HEALTHY HOMES DEADLINE NEAR
To support tenants’ living conditions in New Zealand, government passed the Healthy Homes Guarantee Act Regulations 2017, which introduced standards that look to make rental homes warmer and drier
Nearly 600,000 households rent in NZ, and 22% of those have no fixed heating, with many more having unaffordable or unhealthy heating. To tackle this issue, the Healthy Homes Act sets minimum requirements to ensure warmer homes for renters through an amendment to the Residential Tenancies Act.
The requirements relate to heating, insulation, ventilation, moisture ingress and drainage, as well as draught stopping. The Act also provides a timeframe for landlords to comply with these standards.
Providing the means to stay warm
The Act will introduce a requirement for fixed heating devices of at least 18°C to be placed in the living room of every house. Most rooms are capable of being heated by a relatively inexpensive portable heater, and the living room is typically the largest room in which most tenants spend most of their time.
Inside the walls
As of 1 July this year, landlords will be required to provide tenants with underfloor and ceiling insulation that meets the 2008 Building Code, or (for existing ceiling insulation) a minimum thickness of 120mm.
This move aligns with research from Otago University, which showed topping up insulation to 120mm results in noticeable health benefits.
BRANZ conducted a study which shows that rental homes in NZ have a greater level of visible mould compared to owner-occupied homes.
Mould is a big contributor to poor health outcomes, such as respiratory illnesses and asthma. It also poses a threat to tenants’ possessions.
The Healthy Homes Act states that ventilation must include openable windows in the living room, dining room, kitchen and bedrooms. Extractor fans must be placed in rooms including a bath, shower, or indoor cooktop.
Landlords must ensure efficient drainage and guttering, downpipes and drains. A rental property with an enclosed subfloor must have a ground moisture barrier whenever possible.
The standard also requires efficient drainage and guttering as instructed by the Housing Improvement Regulations.
Keeping it sealed
All unnecessary gaps or holes in the walls, ceilings, windows, floors, and doors must be covered and blocked to avoid draughts.

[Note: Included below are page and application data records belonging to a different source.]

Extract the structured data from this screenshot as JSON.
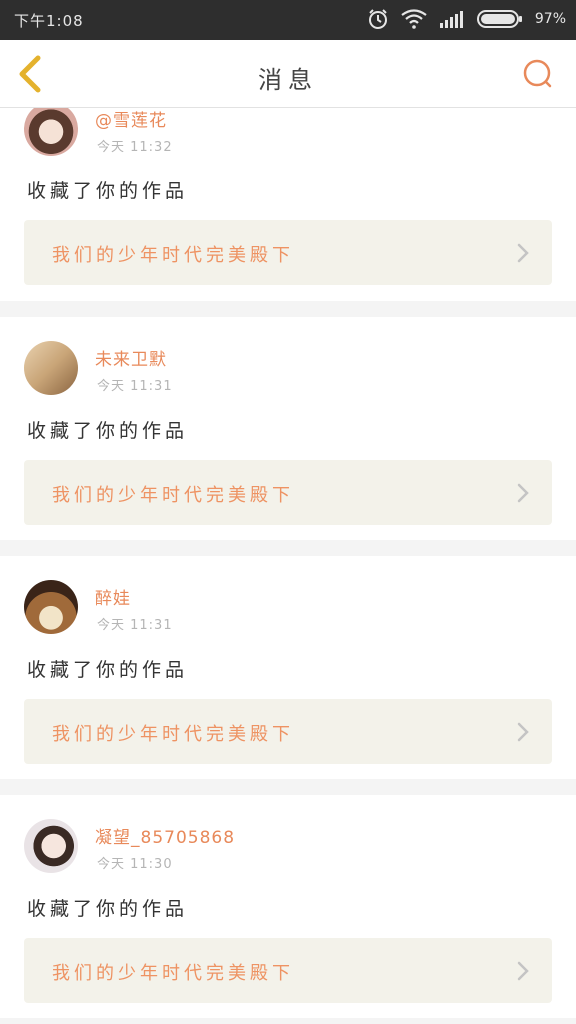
{
  "status_bar": {
    "time": "下午1:08",
    "battery": "97%",
    "icons": [
      "alarm-icon",
      "wifi-icon",
      "signal-icon",
      "battery-icon"
    ]
  },
  "header": {
    "title": "消息",
    "back_icon": "back-chevron-icon",
    "search_icon": "search-icon"
  },
  "colors": {
    "accent": "#e8895a",
    "back": "#e4b22d",
    "card_bg": "#f3f2ea"
  },
  "messages": [
    {
      "user": "@雪莲花",
      "time": "今天 11:32",
      "action": "收藏了你的作品",
      "work_title": "我们的少年时代完美殿下"
    },
    {
      "user": "未来卫默",
      "time": "今天 11:31",
      "action": "收藏了你的作品",
      "work_title": "我们的少年时代完美殿下"
    },
    {
      "user": "醉娃",
      "time": "今天 11:31",
      "action": "收藏了你的作品",
      "work_title": "我们的少年时代完美殿下"
    },
    {
      "user": "凝望_85705868",
      "time": "今天 11:30",
      "action": "收藏了你的作品",
      "work_title": "我们的少年时代完美殿下"
    }
  ]
}
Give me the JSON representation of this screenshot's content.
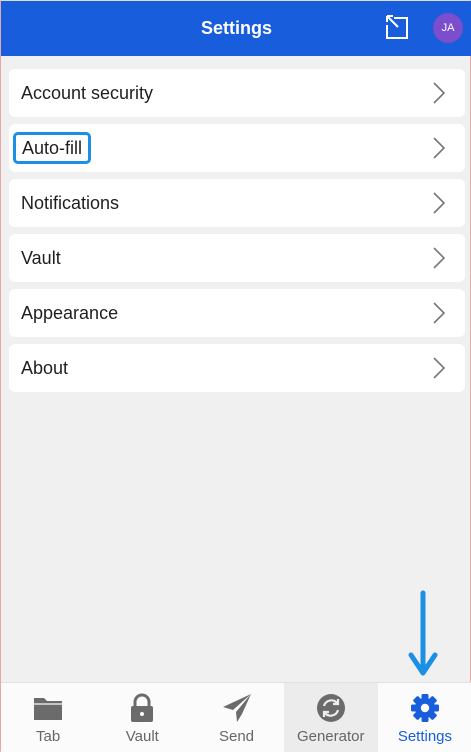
{
  "header": {
    "title": "Settings",
    "avatar_initials": "JA"
  },
  "settings_items": [
    {
      "label": "Account security"
    },
    {
      "label": "Auto-fill"
    },
    {
      "label": "Notifications"
    },
    {
      "label": "Vault"
    },
    {
      "label": "Appearance"
    },
    {
      "label": "About"
    }
  ],
  "tabs": [
    {
      "label": "Tab",
      "icon": "folder-icon"
    },
    {
      "label": "Vault",
      "icon": "lock-icon"
    },
    {
      "label": "Send",
      "icon": "paper-plane-icon"
    },
    {
      "label": "Generator",
      "icon": "refresh-icon"
    },
    {
      "label": "Settings",
      "icon": "gear-icon"
    }
  ],
  "colors": {
    "brand": "#175ddc",
    "focus_ring": "#1a8fe3",
    "annotation_arrow": "#1a8fe3",
    "avatar": "#7c4dcc"
  }
}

This includes chimneys and fireplaces.
1 July, 2019 – Landlords will be required to provide tenants with underfloor and ceiling insulation that meet the 2008 Building Code, or (for existing ceiling insulation) a minimum thickness of 120mm.
1 July, 2021 – From this date, private landlords must ensure that their rental properties comply with healthy homes standards within 90 days of any new tenancy.
1 July, 2021 – All boarding houses must comply with the healthy homes standards.
1 July, 2023 – All Housing New Zealand and registered Community Housing Provider’s houses must comply with the healthy homes standards.
1 July, 2024 – All rental homes must comply with the healthy homes standards.
MBIE’s Tenancy Services Compliance and Investigation team will be able to inspect properties to ensure compliance with the standards. Failure to comply with the 1 July deadline this year could attract a penalty of $4,000.
PlaceMakers offer the following solutions, with installation available:
- Heat pumps
- Gas fires
- Wood fires
- Ventilation systems
- Heat transfer systems
- Central heating systems
PlaceMakers provides a range of products to meet these standards. If you want to know more, talk to your PlaceMakers sales representative, ask in branch or visit placemakers.co.nz for more information.